Dr. Erik Fredericks is an Assistant Professor in Oakland University’s Computer Science and Engineering Department. After attending a Google Faculty Institute, he realized the potential of cloud computing to power a vast range of applications that are revolutionizing information technology, and that his students needed to master these tools. Since 2016, he’s been using Google Cloud APIs in both his classroom teaching and research work.
Oakland University looks to the cloud to detect early signs of Alzheimer's disease
Dr. Erik Fredericks at Oakland University in Rochester, Michigan is using the Google Cloud Natural Language API to prototype analysis for speech changes signaling the progression of Alzheimer’s disease. He sees the potential for cloud computing in higher education and research as “limitless” — and puts Google Cloud tools at the core of his work.
Providing Insights to Support Alzheimer's Patients
Dr. Fredericks is using Google Cloud APIs to develop tools that may enable earlier diagnosis for people with Alzheimer's. “We are in the initial stages of prototyping a smart home for medical purposes to monitor and analyze speech changes, which can be early indicators of Alzheimer's disease,” he says. He is partnering with Dr. Katey Price from Albion College in Michigan, who has a PhD in health communications and has worked with Alzheimer's patients.
The pilot is using the Google Cloud Natural Language API, which reveals the structure and meaning of text with a pre-trained machine learning model, and an Android voice recording app developed by Dr. Fredericks' lab, to collect, and analyze speech data from subjects in their homes. "The thought is with daily monitoring, and with recording and analyzing conversations with patients over time, we may be able to pick up early signs of Alzheimer’s disease," he says. "We may be able to improve patients’ quality of life if we can detect symptoms earlier."
Graduate students Kate Bowers, Reihaneh Hariri, and Seth Jones are assisting with developing the pilot study, including researching wearable devices for patient state detection. Undergraduate student Nicholas Kerns developed a prototype virtual reality application for training Alzheimer's caregivers.
Dr. Fredericks sees cloud computing's capacity to fast-track advances in medicine and other fields. He says a research project of this potential scale and scope would normally need to be carried out on premises with costly, high-powered computers — but Google Cloud manages that work remotely. "We're using Google as a heavy processing engine to do computations that otherwise would not be feasible,” he says. “With Google Cloud, the processing capabilities are nearly limitless."
"We're using Google as a heavy processing engine to do computations that otherwise would not be feasible. With Google Cloud, the processing capabilities are nearly limitless."
Rocketing Students into the Cloud
Dr. Fredericks initially chose the Google Cloud for its ease of use. "It's been a wonderful addition to my classes," he says, pointing out the real-world applications for computer science majors preparing for careers in business, science, technology, education, research, and other fields.
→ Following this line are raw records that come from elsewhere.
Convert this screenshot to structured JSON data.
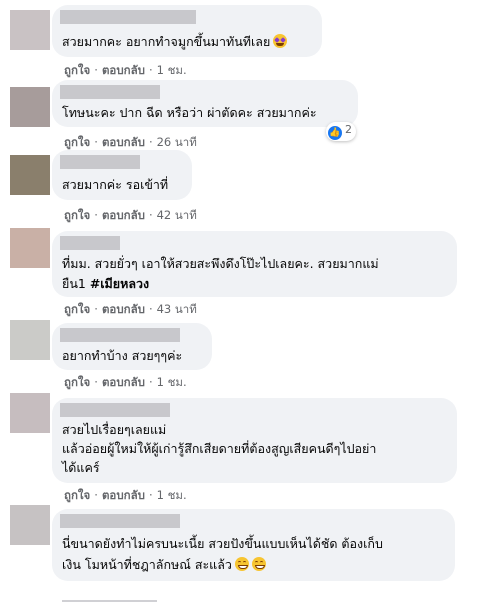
{
  "comments": [
    {
      "text": "สวยมากคะ อยากทำจมูกขึ้นมาทันทีเลย",
      "time": "1 ชม.",
      "avatar": "#c9c2c4"
    },
    {
      "text": "โทษนะคะ ปาก ฉีด หรือว่า ผ่าตัดคะ สวยมากค่ะ",
      "time": "26 นาที",
      "avatar": "#a79c9b",
      "reaction_count": "2"
    },
    {
      "text": "สวยมากค่ะ รอเข้าที่",
      "time": "42 นาที",
      "avatar": "#8a7f6c"
    },
    {
      "text_line1": "ที่มม. สวยยั่วๆ เอาให้สวยสะพึงดึงโป๊ะไปเลยคะ. สวยมากแม่",
      "text_line2": "ยืน1",
      "hashtag": "#เมียหลวง",
      "time": "43 นาที",
      "avatar": "#c9b0a6"
    },
    {
      "text": "อยากทำบ้าง สวยๆๆค่ะ",
      "time": "1 ชม.",
      "avatar": "#cbcbc8"
    },
    {
      "text_line1": "สวยไปเรื่อยๆเลยแม่",
      "text_line2": "แล้วอ่อยผู้ใหม่ให้ผู้เก่ารู้สึกเสียดายที่ต้องสูญเสียคนดีๆไปอย่า",
      "text_line3": "ได้แคร์",
      "time": "1 ชม.",
      "avatar": "#c6bdbf"
    },
    {
      "text_line1": "นี่ขนาดยังทำไม่ครบนะเนี้ย สวยปังขึ้นแบบเห็นได้ชัด ต้องเก็บ",
      "text_line2": "เงิน โมหน้าที่ชฎาลักษณ์ สะแล้ว",
      "avatar": "#c6c2c3"
    }
  ],
  "actions": {
    "like": "ถูกใจ",
    "reply": "ตอบกลับ",
    "separator": "·"
  },
  "emojis": {
    "star_struck": "star-struck-emoji",
    "grin": "grinning-emoji"
  },
  "colors": {
    "bubble": "#f0f2f5",
    "meta": "#65676b",
    "like_badge": "#1877f2"
  }
}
His undergraduate system administration students are learning the skills necessary to analyze, deploy, manage, and troubleshoot enterprise computing infrastructures. Students develop these skills in Google Cloud using Google Compute Engine, which lets them access virtual machines running in Google's data centers and worldwide fiber network, and Google BigQuery, a cloud data warehouse for analytics with built-in machine learning capabilities. BigQuery includes BigQuery ML which allows data scientists and analysts to build and operationalize machine learning models on structured or semi-structured data, directly inside BigQuery, using simple SQL and at a fraction of the cost and time compared to traditional ML systems. Google Cloud serves as the platform for his web design course as well.
Dr. Fredericks also teaches Software Engineering for Cyber-Physical Systems in the nationally award-winning Oakland University Center for Cybersecurity. Students work with a variety of Google Cloud tools including Google Cloud BigQuery, Cloud Speech to Text, and VisionAPI. The speed at which students can access and analyze information - makes learning about cyber-physical systems even more engaging and exciting.
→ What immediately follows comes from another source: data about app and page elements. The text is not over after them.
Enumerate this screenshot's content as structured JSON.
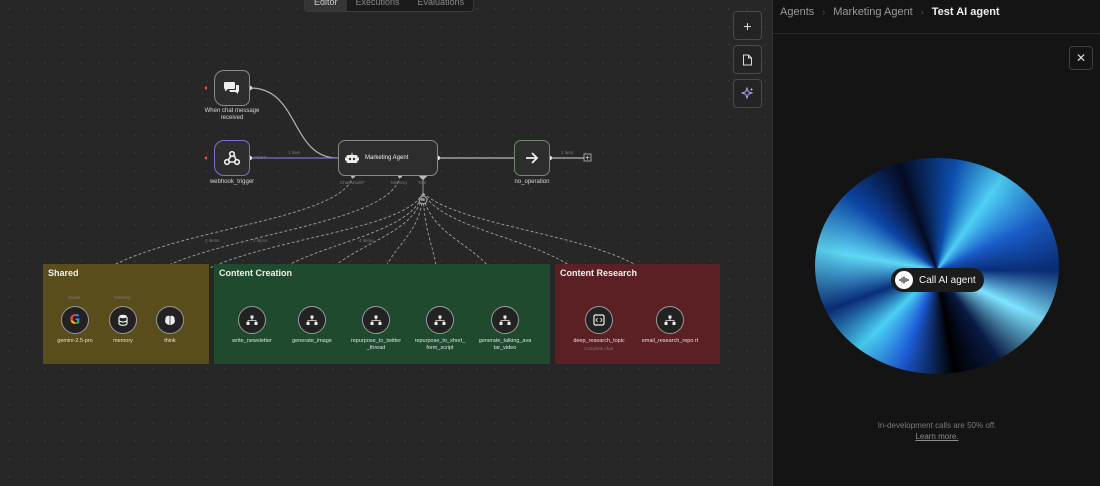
{
  "tabs": [
    {
      "label": "Editor",
      "active": true
    },
    {
      "label": "Executions"
    },
    {
      "label": "Evaluations"
    }
  ],
  "canvas_buttons": {
    "add": "+",
    "note_icon": "document-icon",
    "ai_icon": "sparkle-icon"
  },
  "nodes": {
    "chat_trigger": {
      "label": "When chat message received",
      "icon": "chat-icon"
    },
    "webhook": {
      "label": "webhook_trigger",
      "port_label": "POST",
      "icon": "webhook-icon"
    },
    "agent": {
      "label": "Marketing Agent",
      "icon": "robot-icon",
      "port_chat_model": "Chat Model*",
      "port_memory": "Memory",
      "port_tool": "Tool"
    },
    "noop": {
      "label": "no_operation",
      "icon": "arrow-right-icon"
    }
  },
  "edge_labels": {
    "webhook_to_agent": "1 item",
    "agent_to_noop": "1 item",
    "to_gemini": "2 items",
    "to_memory": "2 items",
    "to_tools": "4 items"
  },
  "groups": [
    {
      "title": "Shared",
      "color": "#5a4d1c",
      "tools": [
        {
          "label": "gemini-2.5-pro",
          "icon": "google-icon",
          "top_label": "Model"
        },
        {
          "label": "memory",
          "icon": "database-icon",
          "top_label": "Memory"
        },
        {
          "label": "think",
          "icon": "brain-icon",
          "top_label": ""
        }
      ]
    },
    {
      "title": "Content Creation",
      "color": "#1f4a2d",
      "tools": [
        {
          "label": "write_newsletter",
          "icon": "workflow-icon"
        },
        {
          "label": "generate_image",
          "icon": "workflow-icon"
        },
        {
          "label": "repurpose_to_twitter _thread",
          "icon": "workflow-icon"
        },
        {
          "label": "repurpose_to_short_ form_script",
          "icon": "workflow-icon"
        },
        {
          "label": "generate_talking_ava tar_video",
          "icon": "workflow-icon"
        }
      ]
    },
    {
      "title": "Content Research",
      "color": "#5a2024",
      "tools": [
        {
          "label": "deep_research_topic",
          "sublabel": "Complete chat",
          "icon": "code-icon"
        },
        {
          "label": "email_research_repo rt",
          "icon": "workflow-icon"
        }
      ]
    }
  ],
  "panel": {
    "breadcrumbs": [
      "Agents",
      "Marketing Agent",
      "Test AI agent"
    ],
    "close": "✕",
    "call_button": "Call AI agent",
    "call_icon": "voice-wave-icon",
    "note_line1": "In-development calls are 50% off.",
    "note_link": "Learn more."
  }
}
"They used their Raspberry Pis [a credit-card sized computer on which students learn to code] to sift through the GitHub repository in seconds," Dr. Fredericks says. "They are amazed that their tiny little microcomputer can handle that using Google Cloud tools." By bringing Google Cloud to the classroom, faculty are less reliant on IT for maintenance and security, and students can experiment and stretch their skills without worrying about breaking computers on premises.
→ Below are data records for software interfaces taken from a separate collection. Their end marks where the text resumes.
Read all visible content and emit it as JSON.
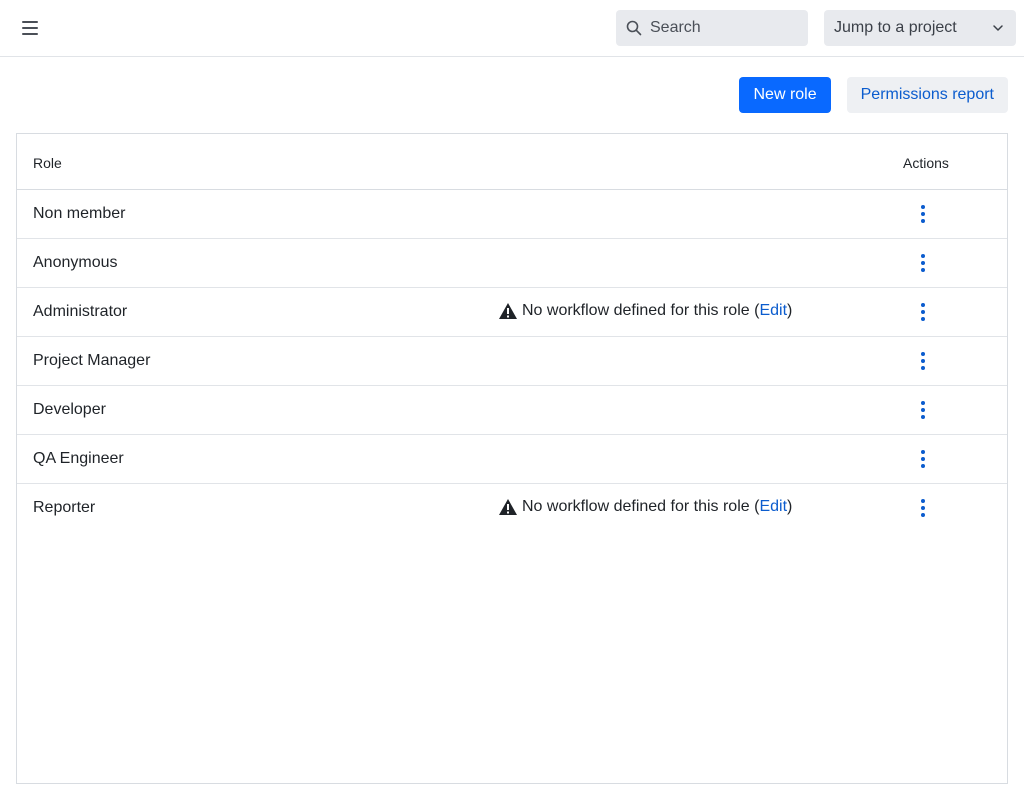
{
  "header": {
    "menu_icon": "hamburger-menu-icon",
    "search": {
      "placeholder": "Search",
      "value": "",
      "icon": "search-icon"
    },
    "project_jump": {
      "label": "Jump to a project",
      "icon": "chevron-down-icon"
    }
  },
  "toolbar": {
    "new_role_label": "New role",
    "permissions_report_label": "Permissions report"
  },
  "table": {
    "headers": {
      "role": "Role",
      "actions": "Actions"
    },
    "rows": [
      {
        "name": "Non member",
        "warning": null
      },
      {
        "name": "Anonymous",
        "warning": null
      },
      {
        "name": "Administrator",
        "warning": {
          "text": "No workflow defined for this role (",
          "link": "Edit",
          "suffix": ")"
        }
      },
      {
        "name": "Project Manager",
        "warning": null
      },
      {
        "name": "Developer",
        "warning": null
      },
      {
        "name": "QA Engineer",
        "warning": null
      },
      {
        "name": "Reporter",
        "warning": {
          "text": "No workflow defined for this role (",
          "link": "Edit",
          "suffix": ")"
        }
      }
    ]
  },
  "colors": {
    "primary": "#0969ff",
    "link": "#0b5cce",
    "input_bg": "#e8eaee",
    "border": "#d8dce1"
  }
}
That's one reason why he puts Google Cloud at the core of his university classes, so his students can learn the skills needed to master the tools and explore their own possibilities.
Dr. Fredericks participates in the Google Cloud Education Credits program, which provides faculty and student credits to use toward Google Cloud tools. That’s a huge plus for cash-strapped students. "They really like not having to use a credit card," he says. "The credits are free and if they run out, I can request more. It’s not the end of the semester for them."
When it comes to using cloud computing for teaching and research, Dr. Fredericks believes the sky’s the limit. "It's easy, the students like it, and there's a lot more I could be doing with it," he says. "We look forward to expanding our use of Google Cloud tools in the future."